On Monday morning, the NGCB released a Stipulation for Settlement and Order to wrap up the investigation into the company. The investigation concluded that the company made sweeping changes in its corporate structure to improve the workplace environment. Wynn Resorts will pay an undisclosed fee and the investigation will be closed.

The document states that the Nevada Gaming Commission will “not seeking to revoke or limit… licenses, finding of sustainability, or any other Commissions approvals” and that Wynn “agrees to pay a fine in an amount to be determined by the Commission when this Stipulation for Settlement is considered for approval by the Commission.”

Wynn Resorts released a statement on Monday morning in response.

“In my extensive experience working in the highly-regulated gaming industry I have never seen a company take actions that was as swift and comprehensive as the executive team at Wynn Resorts. Much of that occurred before I joined the Board in August 2018, however I believe our board’s follow-up and reaction to the regulatory investigations has been just as thorough and decisive,” said Philip G. Satre, Chairman of the Board of Wynn Resorts, in the statement.

Over the last year, Wynn Resorts have made several changes to its corporate structure and environment. Most notably was the separation agreement with Steve Wynn and the appointment of Matt Maddox as CEO of Wynn Resorts.

There was also an influx of new board members. 60 percent of the directors at the beginning of 2018 are no longer with the company and there are three new female directors, which resulted in a board that is now 50 percent women.

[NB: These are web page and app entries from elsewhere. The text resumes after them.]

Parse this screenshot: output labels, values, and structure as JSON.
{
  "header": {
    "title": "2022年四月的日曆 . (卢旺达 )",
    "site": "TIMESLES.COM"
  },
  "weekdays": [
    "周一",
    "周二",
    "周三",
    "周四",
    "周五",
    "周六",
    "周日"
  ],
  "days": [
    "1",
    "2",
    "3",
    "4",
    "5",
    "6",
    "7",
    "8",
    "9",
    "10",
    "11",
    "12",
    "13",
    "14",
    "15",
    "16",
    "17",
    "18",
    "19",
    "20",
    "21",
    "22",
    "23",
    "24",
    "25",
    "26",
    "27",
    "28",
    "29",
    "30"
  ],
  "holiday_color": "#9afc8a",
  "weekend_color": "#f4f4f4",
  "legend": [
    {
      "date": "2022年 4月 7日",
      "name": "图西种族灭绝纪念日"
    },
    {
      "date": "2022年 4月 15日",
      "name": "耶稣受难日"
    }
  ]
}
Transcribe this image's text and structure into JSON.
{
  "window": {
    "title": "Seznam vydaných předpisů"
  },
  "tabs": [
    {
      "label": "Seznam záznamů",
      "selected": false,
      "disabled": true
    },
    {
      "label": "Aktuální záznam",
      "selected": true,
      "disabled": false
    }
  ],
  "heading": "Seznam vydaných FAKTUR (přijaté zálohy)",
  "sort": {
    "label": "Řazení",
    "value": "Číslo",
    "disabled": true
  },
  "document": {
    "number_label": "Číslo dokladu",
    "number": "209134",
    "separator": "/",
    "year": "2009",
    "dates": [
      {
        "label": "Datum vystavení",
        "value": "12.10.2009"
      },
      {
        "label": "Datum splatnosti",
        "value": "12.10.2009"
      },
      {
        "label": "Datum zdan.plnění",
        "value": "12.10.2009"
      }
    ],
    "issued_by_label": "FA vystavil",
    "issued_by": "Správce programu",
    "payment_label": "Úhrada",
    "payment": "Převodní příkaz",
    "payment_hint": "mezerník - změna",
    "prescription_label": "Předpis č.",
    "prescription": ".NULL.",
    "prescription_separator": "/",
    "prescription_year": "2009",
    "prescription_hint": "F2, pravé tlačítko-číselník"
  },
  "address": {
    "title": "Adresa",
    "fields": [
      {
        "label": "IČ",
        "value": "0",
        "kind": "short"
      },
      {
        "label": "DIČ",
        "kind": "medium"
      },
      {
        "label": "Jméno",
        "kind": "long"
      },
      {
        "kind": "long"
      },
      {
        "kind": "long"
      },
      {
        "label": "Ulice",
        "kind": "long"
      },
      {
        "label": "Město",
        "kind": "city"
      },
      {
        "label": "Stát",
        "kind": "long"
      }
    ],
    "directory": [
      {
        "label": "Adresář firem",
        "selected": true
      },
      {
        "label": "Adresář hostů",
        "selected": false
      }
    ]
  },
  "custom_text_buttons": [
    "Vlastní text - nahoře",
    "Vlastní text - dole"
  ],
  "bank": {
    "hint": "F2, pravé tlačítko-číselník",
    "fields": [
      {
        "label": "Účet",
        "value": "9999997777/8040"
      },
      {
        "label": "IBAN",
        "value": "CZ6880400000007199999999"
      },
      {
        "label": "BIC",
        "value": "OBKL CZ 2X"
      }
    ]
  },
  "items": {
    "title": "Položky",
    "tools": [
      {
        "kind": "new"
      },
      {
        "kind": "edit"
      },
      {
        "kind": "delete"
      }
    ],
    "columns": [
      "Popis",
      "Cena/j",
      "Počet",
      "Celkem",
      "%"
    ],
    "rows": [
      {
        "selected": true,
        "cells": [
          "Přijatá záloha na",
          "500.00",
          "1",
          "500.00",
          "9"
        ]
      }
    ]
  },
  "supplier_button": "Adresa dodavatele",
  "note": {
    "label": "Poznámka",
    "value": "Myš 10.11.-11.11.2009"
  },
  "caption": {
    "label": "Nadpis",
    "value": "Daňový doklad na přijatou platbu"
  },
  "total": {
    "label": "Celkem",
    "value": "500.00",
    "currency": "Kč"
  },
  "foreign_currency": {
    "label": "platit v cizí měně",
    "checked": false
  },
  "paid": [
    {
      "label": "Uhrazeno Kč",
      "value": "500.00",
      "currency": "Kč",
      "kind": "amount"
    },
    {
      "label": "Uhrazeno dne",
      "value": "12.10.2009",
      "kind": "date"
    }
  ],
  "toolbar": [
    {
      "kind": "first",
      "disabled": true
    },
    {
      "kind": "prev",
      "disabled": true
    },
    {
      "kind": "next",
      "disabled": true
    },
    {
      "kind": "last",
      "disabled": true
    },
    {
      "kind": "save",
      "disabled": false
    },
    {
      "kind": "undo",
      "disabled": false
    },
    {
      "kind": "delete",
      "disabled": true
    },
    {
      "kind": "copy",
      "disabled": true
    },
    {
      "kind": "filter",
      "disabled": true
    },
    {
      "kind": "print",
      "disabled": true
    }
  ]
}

While Wynn Resorts seemed to resolve the issues with its Nevada regulators, there are still plenty of question marks with its proposed Encore Boston Harbor casino. Massachusetts gaming regulators have yet to make a decision on whether or not to revoke its license over the criminal actions of its former CEO.